RECORD EXTRACTS.
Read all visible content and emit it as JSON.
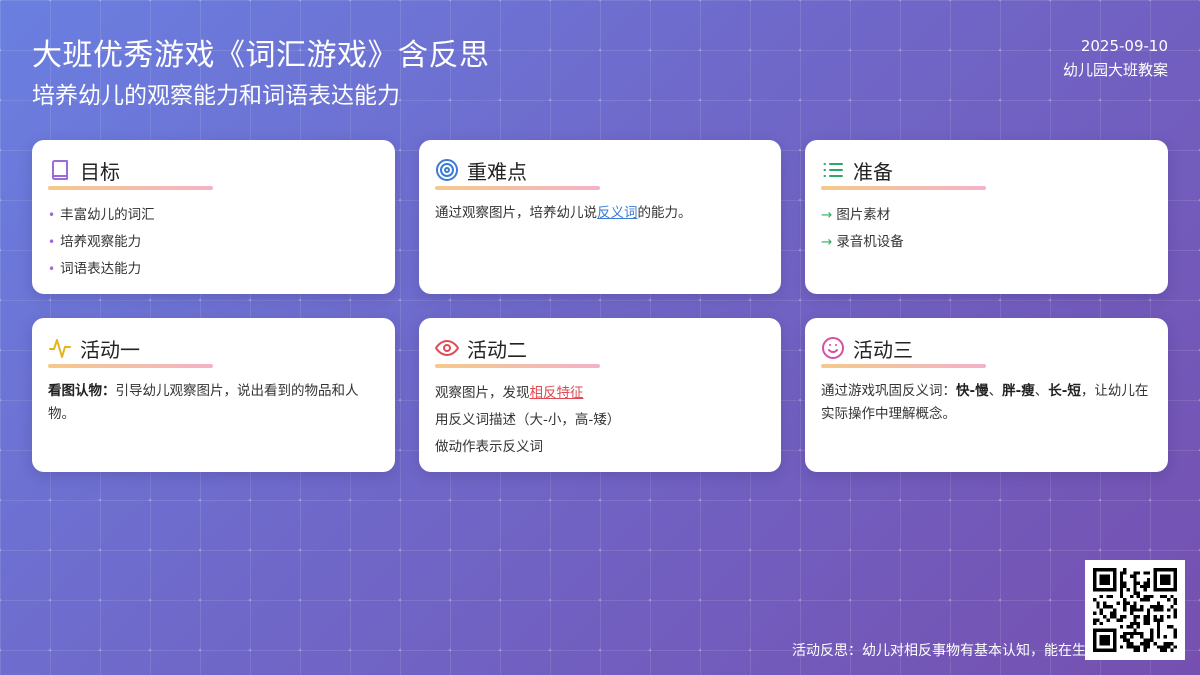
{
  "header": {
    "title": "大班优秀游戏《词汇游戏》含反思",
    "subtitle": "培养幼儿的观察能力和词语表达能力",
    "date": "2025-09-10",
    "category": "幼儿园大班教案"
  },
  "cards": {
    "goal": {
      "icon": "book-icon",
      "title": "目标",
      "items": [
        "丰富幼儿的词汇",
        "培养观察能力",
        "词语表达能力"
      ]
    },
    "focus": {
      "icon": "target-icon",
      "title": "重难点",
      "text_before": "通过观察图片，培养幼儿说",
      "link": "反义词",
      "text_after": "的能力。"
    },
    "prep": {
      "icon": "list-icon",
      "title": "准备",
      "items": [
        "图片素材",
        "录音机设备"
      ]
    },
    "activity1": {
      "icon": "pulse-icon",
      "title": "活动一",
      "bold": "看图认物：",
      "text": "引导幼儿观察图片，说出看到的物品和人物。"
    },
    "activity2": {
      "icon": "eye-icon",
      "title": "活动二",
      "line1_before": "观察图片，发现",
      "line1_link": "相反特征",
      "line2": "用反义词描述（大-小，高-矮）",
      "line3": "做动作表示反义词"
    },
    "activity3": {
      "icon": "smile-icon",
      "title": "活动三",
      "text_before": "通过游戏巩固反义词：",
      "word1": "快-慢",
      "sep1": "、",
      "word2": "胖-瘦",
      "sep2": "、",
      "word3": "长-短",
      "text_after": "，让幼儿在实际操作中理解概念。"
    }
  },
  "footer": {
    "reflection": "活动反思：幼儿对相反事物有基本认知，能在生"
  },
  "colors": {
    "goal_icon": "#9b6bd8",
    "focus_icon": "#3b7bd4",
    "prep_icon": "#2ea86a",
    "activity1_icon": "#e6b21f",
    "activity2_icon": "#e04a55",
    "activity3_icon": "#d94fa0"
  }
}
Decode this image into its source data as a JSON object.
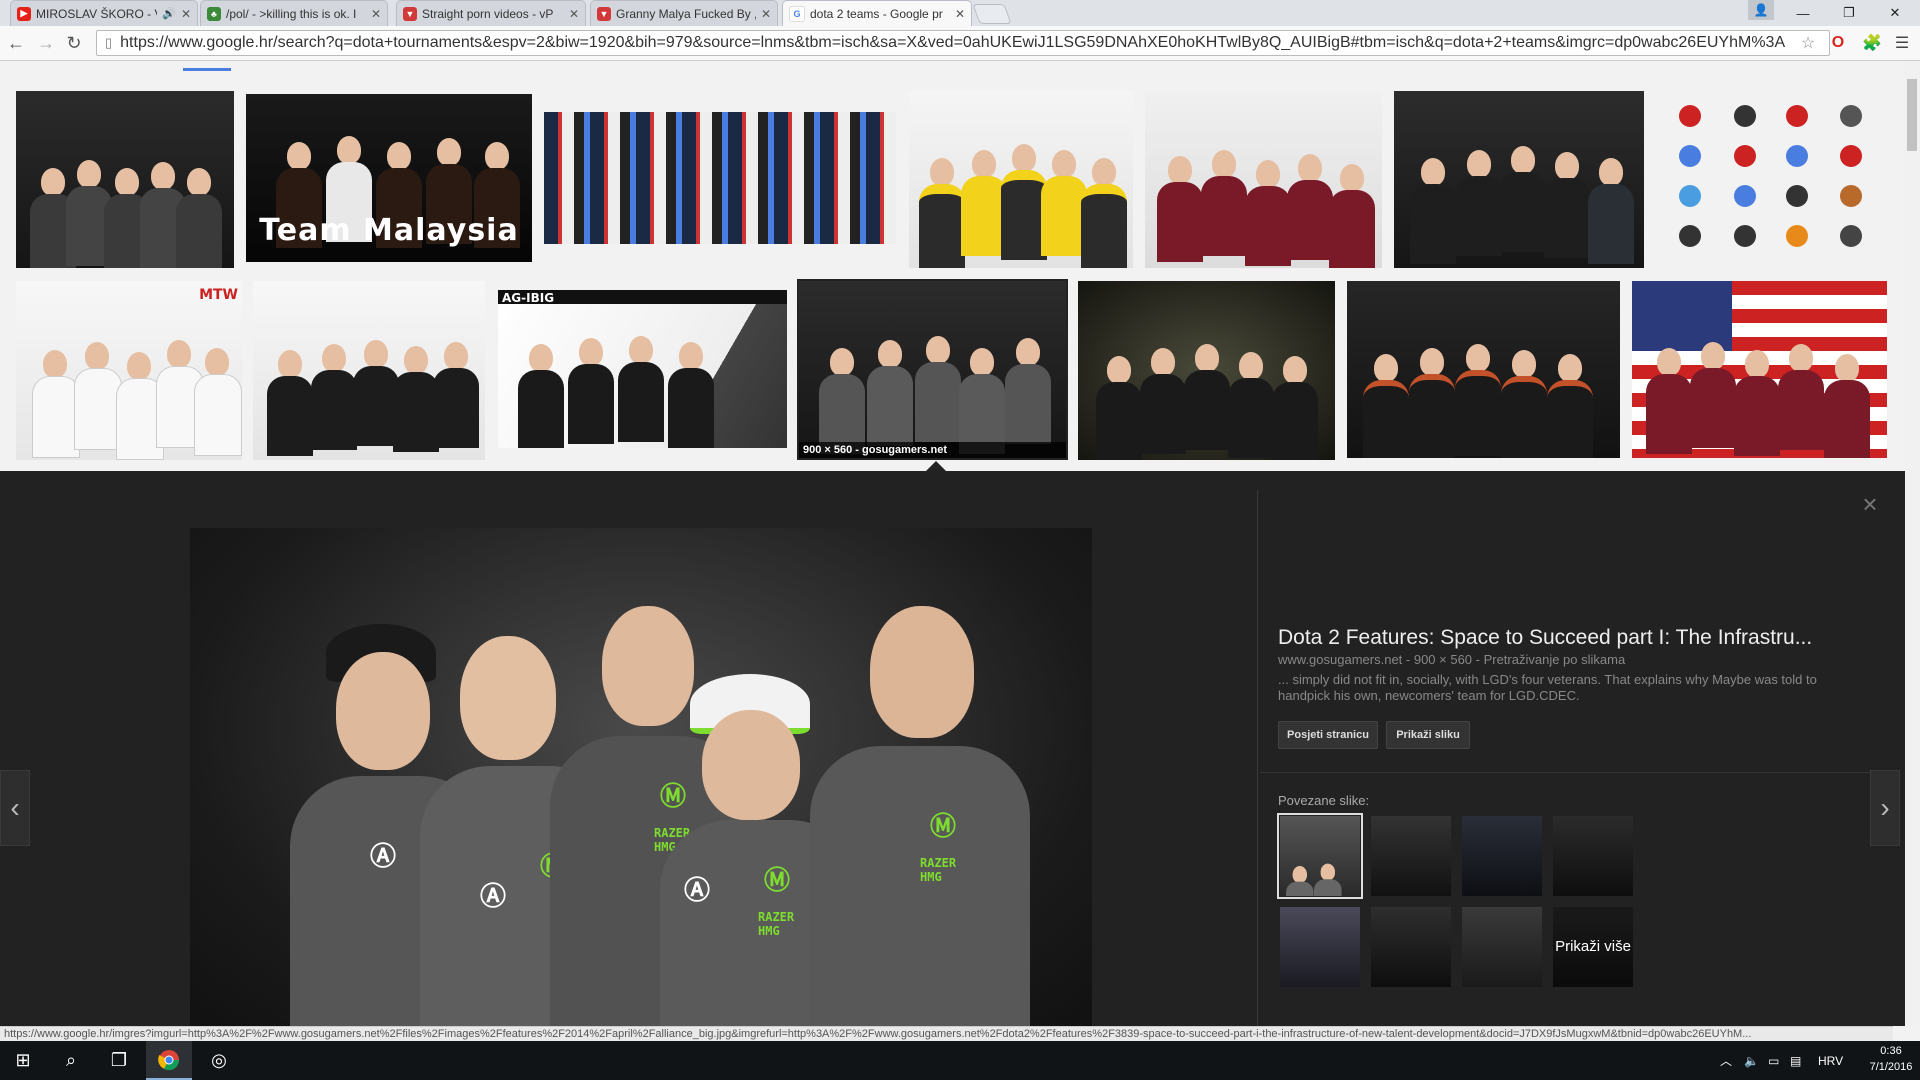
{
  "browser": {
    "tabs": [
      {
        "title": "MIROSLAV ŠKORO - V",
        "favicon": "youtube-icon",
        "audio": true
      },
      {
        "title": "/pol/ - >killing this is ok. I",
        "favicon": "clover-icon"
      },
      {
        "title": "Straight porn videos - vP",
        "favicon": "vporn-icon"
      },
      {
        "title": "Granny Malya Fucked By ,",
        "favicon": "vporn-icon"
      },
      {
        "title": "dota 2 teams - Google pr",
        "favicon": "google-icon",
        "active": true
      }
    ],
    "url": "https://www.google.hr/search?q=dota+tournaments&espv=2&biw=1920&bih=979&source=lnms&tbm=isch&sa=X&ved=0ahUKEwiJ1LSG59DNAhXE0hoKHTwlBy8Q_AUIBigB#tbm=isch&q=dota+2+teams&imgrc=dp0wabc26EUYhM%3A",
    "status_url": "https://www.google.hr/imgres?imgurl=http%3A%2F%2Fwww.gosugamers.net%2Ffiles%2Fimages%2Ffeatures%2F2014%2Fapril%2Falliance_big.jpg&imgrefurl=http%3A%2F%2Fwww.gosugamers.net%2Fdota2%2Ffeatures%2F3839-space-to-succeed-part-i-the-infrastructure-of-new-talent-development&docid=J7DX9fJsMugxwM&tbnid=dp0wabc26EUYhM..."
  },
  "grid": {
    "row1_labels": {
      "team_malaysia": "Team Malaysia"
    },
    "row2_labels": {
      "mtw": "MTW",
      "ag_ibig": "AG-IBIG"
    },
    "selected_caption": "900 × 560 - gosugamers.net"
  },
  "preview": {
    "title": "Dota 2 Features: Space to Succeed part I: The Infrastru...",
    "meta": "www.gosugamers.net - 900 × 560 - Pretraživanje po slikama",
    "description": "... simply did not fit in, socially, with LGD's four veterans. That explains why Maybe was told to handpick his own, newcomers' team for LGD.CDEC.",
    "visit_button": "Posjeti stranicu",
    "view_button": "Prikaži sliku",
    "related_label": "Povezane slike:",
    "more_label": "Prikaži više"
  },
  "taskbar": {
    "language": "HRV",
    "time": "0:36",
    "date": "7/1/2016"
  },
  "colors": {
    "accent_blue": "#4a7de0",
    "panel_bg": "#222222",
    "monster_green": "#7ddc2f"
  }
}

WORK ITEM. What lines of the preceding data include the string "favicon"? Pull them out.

TASK RESULT.
        "favicon": "youtube-icon",
        "favicon": "clover-icon"
        "favicon": "vporn-icon"
        "favicon": "vporn-icon"
        "favicon": "google-icon",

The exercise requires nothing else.